If director Bryan Singer (who returns for his 4th X movie, continuing from the previous Days Of Future Past) has mastered anything, it’s juggling so many characters. That is to say it doesn’t feel like he’s juggling them at all. There are a lot of characters here, but they don’t feel like they’re competing for screen time, nor does the balance feel delicate or mandatory. With depth, motivation, and agency, they’re not merely pawns in a plot machine. At this point, most superhero movies feel obligated to balance large ensembles, but no one’s doing it better than Singer.
Another strength: this is Universe building that doesn’t feel like Universe building. It’s because Singer stays focused on this moment in time. He’s not distracted by how his narrative needs to connect to the next two or three down the road. And if you’ve missed previous chapters, no worries; Singer laces in just enough flashbacks on a need-to-know basis, and does it in a way that feels valid and organic (even character-driven), not crass shoe-horned expositing.
If there’s a flaw, it’s in the mixed returns that the titular villain yields. By no fault of Oscar Isaac who plays him (according to Singer’s exacting vision, no doubt), Apocalypse can, at times, be a pretty glaring melodramatic miscalculation. The more maniacal he gets, the more you’re reminded of the cheesy traits that long kept comic books marginalized as an art form and not taken seriously.
Even so, Isaac is able to bring a chilling menace, too, that’s truly formidable. The less operatic he’s required to be, the better Apocalypse is. Also, Singer ingeniously uses Apocalypse beyond being a destructive catalyst and extends his purpose to causing some of these young mutants to evolve from their nascent stage into the full-fledged powers (and look) fans know them by. That was a clever stroke on Singer’s part, and a cool one. Not as clever are the religious symbols and references. They’re not offensive, mind you, just flip.
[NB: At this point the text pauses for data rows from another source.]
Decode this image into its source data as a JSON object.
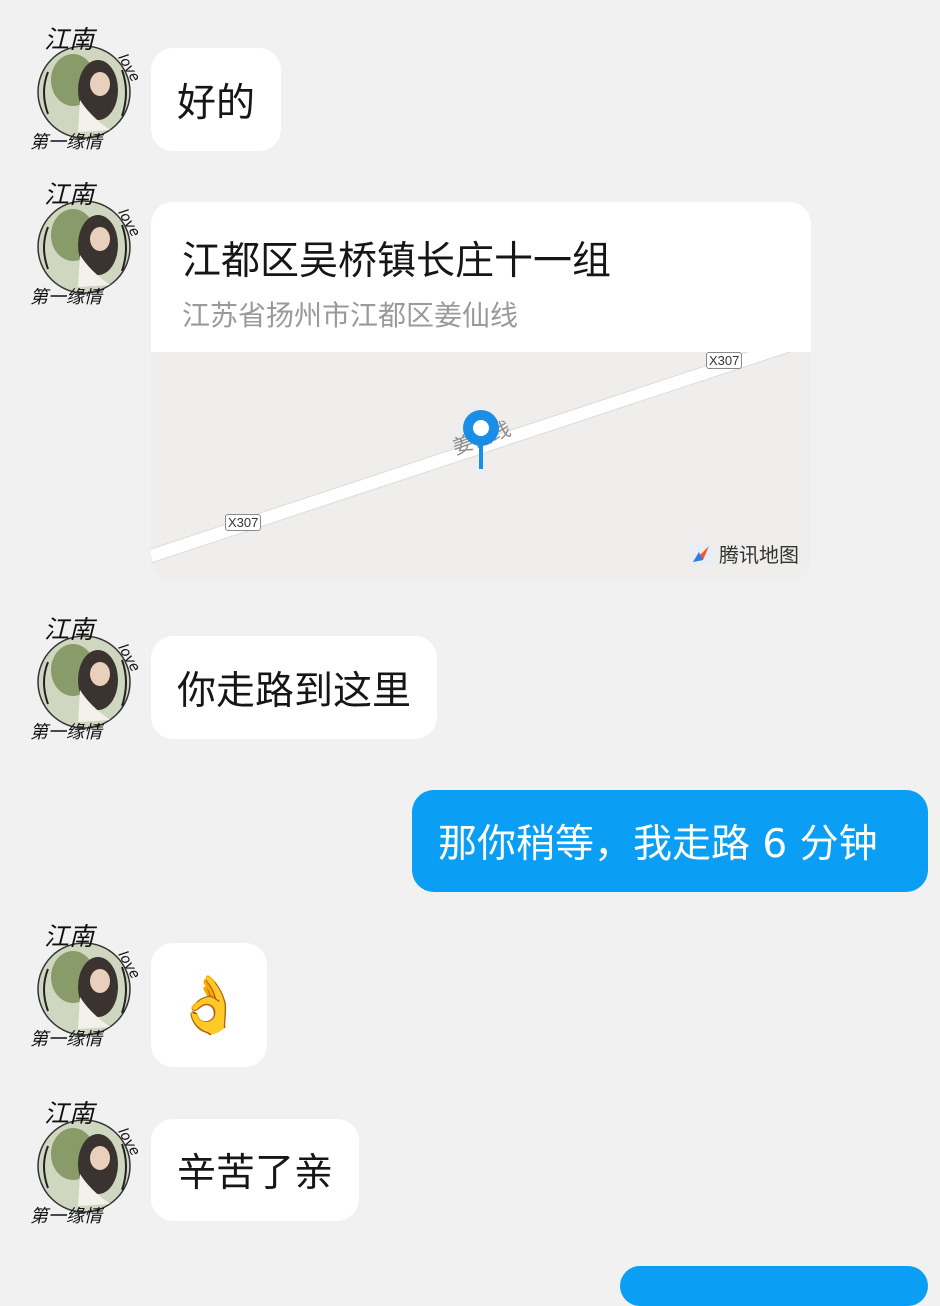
{
  "messages": [
    {
      "type": "incoming",
      "text": "好的"
    },
    {
      "type": "location",
      "title": "江都区吴桥镇长庄十一组",
      "address": "江苏省扬州市江都区姜仙线",
      "road_tag_top": "X307",
      "road_tag_bottom": "X307",
      "road_name": "姜仙线",
      "map_brand": "腾讯地图"
    },
    {
      "type": "incoming",
      "text": "你走路到这里"
    },
    {
      "type": "outgoing",
      "text": "那你稍等，我走路 6 分钟"
    },
    {
      "type": "incoming",
      "text": "👌"
    },
    {
      "type": "incoming",
      "text": "辛苦了亲"
    }
  ],
  "avatar": {
    "text_top": "江南",
    "text_bottom": "第一缘情",
    "text_side": "love"
  },
  "colors": {
    "background": "#f1f1f1",
    "outgoing_bubble": "#0a9ff5",
    "incoming_bubble": "#ffffff",
    "pin": "#1a8ee6"
  }
}
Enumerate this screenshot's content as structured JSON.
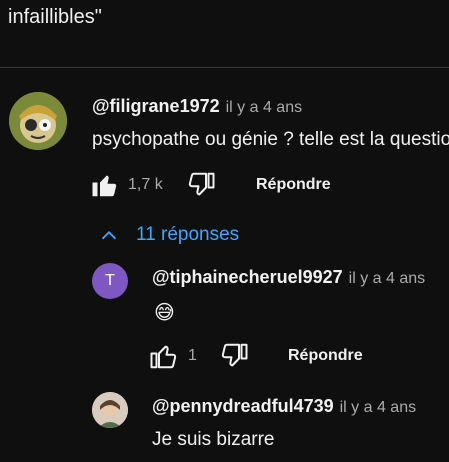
{
  "top_text": "infaillibles\"",
  "comment": {
    "handle": "@filigrane1972",
    "time": "il y a 4 ans",
    "text": "psychopathe ou génie ? telle est la question",
    "likes": "1,7 k",
    "reply_label": "Répondre"
  },
  "replies_toggle": "11 réponses",
  "replies": [
    {
      "handle": "@tiphainecheruel9927",
      "time": "il y a 4 ans",
      "avatar_letter": "T",
      "avatar_color": "#7e57c2",
      "text": "😅",
      "likes": "1",
      "reply_label": "Répondre"
    },
    {
      "handle": "@pennydreadful4739",
      "time": "il y a 4 ans",
      "text": "Je suis bizarre"
    }
  ],
  "colors": {
    "background": "#0f0f0f",
    "link": "#3ea6ff",
    "secondary_text": "#aaaaaa"
  }
}
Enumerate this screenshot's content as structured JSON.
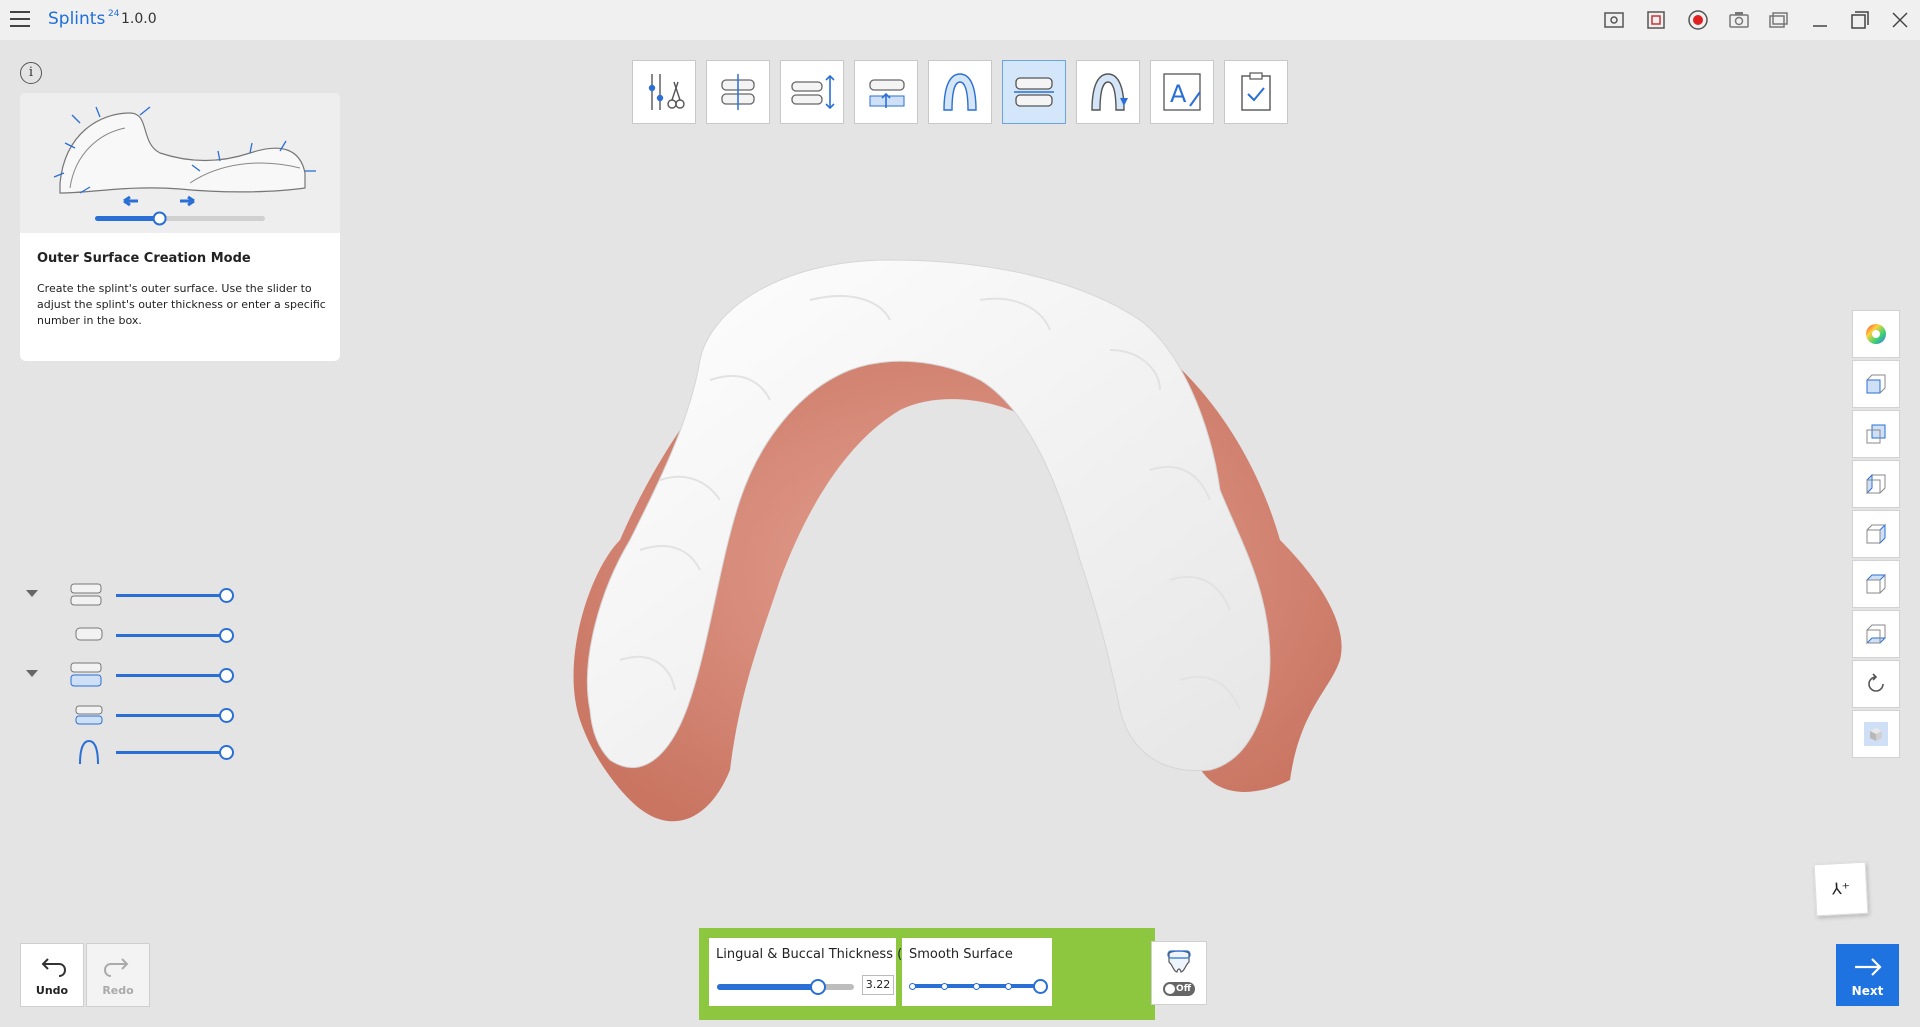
{
  "app": {
    "name": "Splints",
    "sup": "24",
    "version": "1.0.0"
  },
  "titlebar_icons": [
    "capture-settings-icon",
    "screen-record-icon",
    "record-icon",
    "camera-icon",
    "windows-icon",
    "minimize-icon",
    "maximize-icon",
    "close-icon"
  ],
  "info_panel": {
    "title": "Outer Surface Creation Mode",
    "description": "Create the splint's outer surface. Use the slider to adjust the splint's outer thickness or enter a specific number in the box.",
    "illustration_slider_level": 0.38
  },
  "workflow_steps": [
    {
      "name": "tools-step",
      "icon": "instruments-icon",
      "active": false
    },
    {
      "name": "align-step",
      "icon": "align-teeth-icon",
      "active": false
    },
    {
      "name": "bite-step",
      "icon": "bite-icon",
      "active": false
    },
    {
      "name": "insertion-step",
      "icon": "insertion-icon",
      "active": false
    },
    {
      "name": "margin-step",
      "icon": "arch-icon",
      "active": false
    },
    {
      "name": "outer-surface-step",
      "icon": "outer-surface-icon",
      "active": true
    },
    {
      "name": "design-step",
      "icon": "splint-design-icon",
      "active": false
    },
    {
      "name": "text-step",
      "icon": "text-edit-icon",
      "active": false
    },
    {
      "name": "finish-step",
      "icon": "clipboard-check-icon",
      "active": false
    }
  ],
  "view_tools": [
    "color-wheel-icon",
    "view-front-icon",
    "view-back-icon",
    "view-left-icon",
    "view-right-icon",
    "view-top-icon",
    "view-bottom-icon",
    "rotate-icon",
    "shaded-cube-icon"
  ],
  "layers": [
    {
      "caret": true,
      "icon": "maxillary-group-icon",
      "opacity": 1.0
    },
    {
      "caret": false,
      "icon": "maxilla-icon",
      "opacity": 1.0
    },
    {
      "caret": true,
      "icon": "mandibular-group-icon",
      "opacity": 1.0
    },
    {
      "caret": false,
      "icon": "mandible-icon",
      "opacity": 1.0
    },
    {
      "caret": false,
      "icon": "splint-arch-icon",
      "opacity": 1.0
    }
  ],
  "controls": {
    "undo_label": "Undo",
    "redo_label": "Redo",
    "next_label": "Next",
    "thickness_label": "Lingual & Buccal Thickness (mm)",
    "thickness_value": "3.22",
    "thickness_level": 0.74,
    "smooth_label": "Smooth Surface",
    "smooth_level": 1.0,
    "smooth_steps": 5,
    "toggle_label": "Off"
  },
  "colors": {
    "accent": "#1e73e0",
    "highlight": "#8dc63f",
    "gum": "#d98a76",
    "splint": "#ffffff",
    "viewport_bg": "#e4e4e4"
  }
}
X-Men: Apocalypse isn’t just brooding and serious; it’s also a highly entertaining trip to the movies. Evan Peters (Quicksilver), in particular, brings a hip goofiness to the mix while, as Professor Xavier, James McAvoy is given several opportunities to display his more subtle comic instincts when around an old romantic flame. The film also boasts not one but two set pieces that will be highlights of the entire summer season: the spectacularly conceived Quicksilver “rescue” sequence (both in scope and wit), as well what unfolds when, er, “Weapon X” is let loose.
Oh, and did I mention that, just in terms of pure cinema, this is really solid blockbuster moviemaking? There, I just did. In an age when comic book movies are obnoxiously corporate, the X-Men brain trust of Bryan Singer and writer/producer Simon Kinberg brings passion (rather than just a business plan) to their franchise, and that’s increasingly rare. The result is a tentpole that goes beyond completing a checklist, allows room for surprises, and isn’t afraid to actually put things on the line.